Revised for clarity in light of comments
State and local police can arrest anyone who they have probable cause to believe is breaking state or local law.
Like all LEOs, Federal LEOs can break some state and local laws while enforcing Federal law. When they grab someone off the street and hold them in a cell, they are detaining them, not kidnapping them, and so on. However, to avoid arrest, the Feds have to identify themselves. That's because state and local LEO who know they are dealing with Feds on federal business no longer have probable cause to believe a crime is being committed.
State and local police can arrest Federal LEOs who they: a) have probable cause to believe are breaking state or local; and, b) have no reason to believe are Feds enforcing Federal law. In other words: Any Fed who refuses to identify herself to a local LEO can be arrested if there is probable cause.
State and local police cannot, however, arrest Federal LEOs just because they are not wearing insignias. That is because: a) there are no federal statutes requiring federal LEOs to identify themselves; b) the Supremacy Clause says federal law takes precedence over state and local law that conflict with it; c) at least in Portland, the feds were not operating under any sort of formal agreement with Portland or Oregon officials that required them to have identification.
While it is hard to prove a negative, the question of whether Federal LEOs are required to identify themselves has been looked at recently by reputable sources. They all agree there is no such law. For example, the answer from Lawfare:
Broadly speaking, law enforcement officers do not have a legal duty to disclose either their identities or their agencies of affiliation, even if asked directly. Certain municipalities require police officers to identify themselves if asked, but there is currently no federal statute requiring officer disclosure of such information.
The article points out that the two main types of cases involving police identifying themselves really don't apply: police who are working undercover, notably in sting operations, and police searching and seizing property.
They go on to point out:
Separate from the question of federal law, several states have adopted laws and regulations requiring law enforcement to identify themselves. For example, under New York City’s Right to Know Act, a broad set of police reforms that went into effect in October 2018, officers must tell civilians at the start of some interactions “their name, rank, command, and shield number.”
(Also, many departments have policies that generally require officers to identify themselves, although with exceptions. You can see examples of the policies here.)

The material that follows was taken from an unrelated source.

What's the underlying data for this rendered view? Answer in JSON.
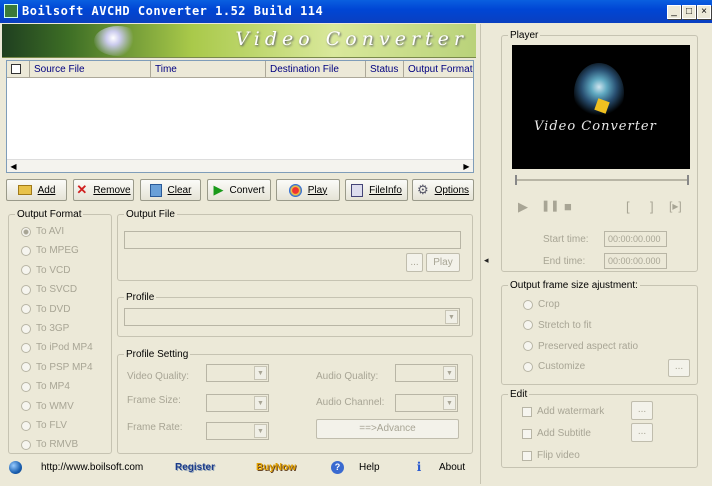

Again, these local laws do not apply to Feds because of the Supremacy Clause.
NOTE: As several of the news stories note, the lack of identification will make it very hard to hold Federal LEOs accountable for their actions. Accountability requires identity.